Stored items from a collection:
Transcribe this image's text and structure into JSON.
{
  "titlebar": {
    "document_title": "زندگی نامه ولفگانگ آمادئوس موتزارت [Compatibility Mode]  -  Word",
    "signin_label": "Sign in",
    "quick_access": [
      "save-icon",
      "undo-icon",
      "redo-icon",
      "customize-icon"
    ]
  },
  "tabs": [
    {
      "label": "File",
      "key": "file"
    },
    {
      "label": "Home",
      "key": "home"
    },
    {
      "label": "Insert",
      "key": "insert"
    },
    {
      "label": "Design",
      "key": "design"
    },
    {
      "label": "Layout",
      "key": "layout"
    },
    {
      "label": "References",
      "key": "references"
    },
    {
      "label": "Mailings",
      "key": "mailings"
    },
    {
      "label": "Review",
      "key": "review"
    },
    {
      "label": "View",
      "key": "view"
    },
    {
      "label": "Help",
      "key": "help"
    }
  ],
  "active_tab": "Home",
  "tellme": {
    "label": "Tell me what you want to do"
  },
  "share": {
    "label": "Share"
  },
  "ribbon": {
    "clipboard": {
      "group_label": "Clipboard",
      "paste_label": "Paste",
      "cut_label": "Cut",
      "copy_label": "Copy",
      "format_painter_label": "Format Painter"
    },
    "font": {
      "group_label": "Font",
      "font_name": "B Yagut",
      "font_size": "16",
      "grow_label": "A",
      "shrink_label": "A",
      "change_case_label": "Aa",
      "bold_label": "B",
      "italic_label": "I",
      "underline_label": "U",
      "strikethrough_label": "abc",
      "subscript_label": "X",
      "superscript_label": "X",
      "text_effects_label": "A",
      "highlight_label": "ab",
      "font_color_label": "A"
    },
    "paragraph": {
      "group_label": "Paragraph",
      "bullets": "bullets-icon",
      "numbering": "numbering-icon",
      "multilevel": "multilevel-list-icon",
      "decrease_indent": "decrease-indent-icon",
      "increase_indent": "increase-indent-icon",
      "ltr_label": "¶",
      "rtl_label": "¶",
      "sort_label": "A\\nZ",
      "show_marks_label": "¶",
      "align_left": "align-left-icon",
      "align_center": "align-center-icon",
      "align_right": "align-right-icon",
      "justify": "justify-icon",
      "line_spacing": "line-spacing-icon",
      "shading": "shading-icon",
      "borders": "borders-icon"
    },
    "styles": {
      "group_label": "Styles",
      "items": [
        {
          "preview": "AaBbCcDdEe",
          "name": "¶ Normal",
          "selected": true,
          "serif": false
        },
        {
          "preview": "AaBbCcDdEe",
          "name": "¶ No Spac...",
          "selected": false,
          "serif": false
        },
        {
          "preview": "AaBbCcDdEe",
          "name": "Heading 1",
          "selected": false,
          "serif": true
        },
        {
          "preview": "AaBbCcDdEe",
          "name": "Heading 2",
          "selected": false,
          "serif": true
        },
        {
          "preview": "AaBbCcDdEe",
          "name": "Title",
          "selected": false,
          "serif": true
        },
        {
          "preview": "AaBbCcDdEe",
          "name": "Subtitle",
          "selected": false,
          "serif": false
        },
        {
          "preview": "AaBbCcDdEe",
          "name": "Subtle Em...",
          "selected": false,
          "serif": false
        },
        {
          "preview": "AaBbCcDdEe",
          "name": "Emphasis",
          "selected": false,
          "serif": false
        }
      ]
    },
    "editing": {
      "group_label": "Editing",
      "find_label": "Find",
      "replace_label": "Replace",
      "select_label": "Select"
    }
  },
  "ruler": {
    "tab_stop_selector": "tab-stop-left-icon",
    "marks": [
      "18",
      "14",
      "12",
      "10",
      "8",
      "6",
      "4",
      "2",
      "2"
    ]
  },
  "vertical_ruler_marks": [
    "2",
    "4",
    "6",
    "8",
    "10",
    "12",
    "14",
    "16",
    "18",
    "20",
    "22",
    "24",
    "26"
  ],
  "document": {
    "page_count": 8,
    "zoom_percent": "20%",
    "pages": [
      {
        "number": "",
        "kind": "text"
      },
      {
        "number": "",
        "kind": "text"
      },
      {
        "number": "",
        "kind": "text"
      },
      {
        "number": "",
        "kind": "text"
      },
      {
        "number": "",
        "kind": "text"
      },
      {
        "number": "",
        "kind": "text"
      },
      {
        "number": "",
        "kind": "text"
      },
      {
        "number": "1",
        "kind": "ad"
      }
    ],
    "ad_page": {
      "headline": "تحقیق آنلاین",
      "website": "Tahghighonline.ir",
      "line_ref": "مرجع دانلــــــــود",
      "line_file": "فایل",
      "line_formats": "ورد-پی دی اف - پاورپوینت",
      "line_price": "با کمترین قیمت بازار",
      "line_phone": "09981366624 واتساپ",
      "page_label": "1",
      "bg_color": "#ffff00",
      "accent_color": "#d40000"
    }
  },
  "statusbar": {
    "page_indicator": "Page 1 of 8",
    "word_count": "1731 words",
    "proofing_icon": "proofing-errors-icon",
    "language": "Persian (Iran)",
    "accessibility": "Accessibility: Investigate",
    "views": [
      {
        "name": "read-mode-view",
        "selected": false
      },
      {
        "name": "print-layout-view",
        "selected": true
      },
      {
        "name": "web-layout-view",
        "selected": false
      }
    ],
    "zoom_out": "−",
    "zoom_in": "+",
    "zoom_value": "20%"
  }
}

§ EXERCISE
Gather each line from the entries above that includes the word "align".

§ SOLUTION TO THIS TASK
      "align_left": "align-left-icon",
      "align_center": "align-center-icon",
      "align_right": "align-right-icon",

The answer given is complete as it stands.